**Assignment**
Every line holding "this" should be copied from the records below.

-- Data provided follows --

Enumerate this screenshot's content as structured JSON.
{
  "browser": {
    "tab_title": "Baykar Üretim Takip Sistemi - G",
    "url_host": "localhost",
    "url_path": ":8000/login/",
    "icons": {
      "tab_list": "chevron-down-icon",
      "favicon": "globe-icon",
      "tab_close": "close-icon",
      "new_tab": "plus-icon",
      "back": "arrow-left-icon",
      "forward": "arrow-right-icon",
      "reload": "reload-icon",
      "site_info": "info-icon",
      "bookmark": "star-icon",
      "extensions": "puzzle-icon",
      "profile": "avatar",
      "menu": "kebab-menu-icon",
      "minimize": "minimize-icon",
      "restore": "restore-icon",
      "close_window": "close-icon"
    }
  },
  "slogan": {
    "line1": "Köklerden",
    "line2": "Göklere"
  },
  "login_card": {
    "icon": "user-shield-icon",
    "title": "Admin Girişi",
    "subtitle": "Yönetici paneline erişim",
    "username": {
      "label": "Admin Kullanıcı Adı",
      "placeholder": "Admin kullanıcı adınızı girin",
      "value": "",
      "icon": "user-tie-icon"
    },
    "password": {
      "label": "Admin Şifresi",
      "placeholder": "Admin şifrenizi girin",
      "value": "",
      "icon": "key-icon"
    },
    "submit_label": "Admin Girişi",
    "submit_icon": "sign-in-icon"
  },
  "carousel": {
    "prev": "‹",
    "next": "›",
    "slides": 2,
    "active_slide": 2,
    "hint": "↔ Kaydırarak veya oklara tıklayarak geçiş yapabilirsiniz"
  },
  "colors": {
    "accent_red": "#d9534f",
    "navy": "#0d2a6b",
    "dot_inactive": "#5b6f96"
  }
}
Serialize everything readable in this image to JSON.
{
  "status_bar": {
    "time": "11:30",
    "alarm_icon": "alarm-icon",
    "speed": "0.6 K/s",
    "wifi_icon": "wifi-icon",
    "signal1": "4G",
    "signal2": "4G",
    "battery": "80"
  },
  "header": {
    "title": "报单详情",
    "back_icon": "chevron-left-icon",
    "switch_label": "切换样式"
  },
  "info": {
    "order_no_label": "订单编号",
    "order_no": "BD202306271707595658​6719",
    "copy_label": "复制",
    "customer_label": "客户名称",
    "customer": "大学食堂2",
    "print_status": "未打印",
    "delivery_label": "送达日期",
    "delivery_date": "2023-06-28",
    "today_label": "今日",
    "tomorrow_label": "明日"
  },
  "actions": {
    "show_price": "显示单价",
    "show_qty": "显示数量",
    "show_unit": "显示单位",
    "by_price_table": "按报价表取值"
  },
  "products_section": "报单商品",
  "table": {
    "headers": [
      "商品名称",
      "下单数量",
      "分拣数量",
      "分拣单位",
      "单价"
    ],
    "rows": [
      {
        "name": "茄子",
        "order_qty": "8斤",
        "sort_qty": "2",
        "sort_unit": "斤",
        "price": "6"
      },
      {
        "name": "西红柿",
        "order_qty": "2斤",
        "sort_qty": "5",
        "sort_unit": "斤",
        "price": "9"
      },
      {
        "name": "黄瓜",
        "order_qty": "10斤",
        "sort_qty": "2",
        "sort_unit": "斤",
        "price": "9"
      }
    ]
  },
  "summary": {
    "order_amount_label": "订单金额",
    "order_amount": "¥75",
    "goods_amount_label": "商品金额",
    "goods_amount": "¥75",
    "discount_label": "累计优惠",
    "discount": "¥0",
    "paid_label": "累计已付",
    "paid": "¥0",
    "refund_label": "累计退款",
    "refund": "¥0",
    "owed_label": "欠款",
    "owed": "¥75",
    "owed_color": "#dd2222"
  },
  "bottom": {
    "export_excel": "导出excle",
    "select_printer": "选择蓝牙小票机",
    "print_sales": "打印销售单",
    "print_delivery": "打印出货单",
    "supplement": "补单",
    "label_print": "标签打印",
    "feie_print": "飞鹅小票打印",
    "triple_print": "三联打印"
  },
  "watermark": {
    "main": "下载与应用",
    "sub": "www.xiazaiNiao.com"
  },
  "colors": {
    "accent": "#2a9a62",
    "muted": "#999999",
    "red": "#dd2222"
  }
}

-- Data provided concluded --

**Exercise output**
Enumerate this screenshot's content as structured JSON.
Serialize everything readable in this image to JSON.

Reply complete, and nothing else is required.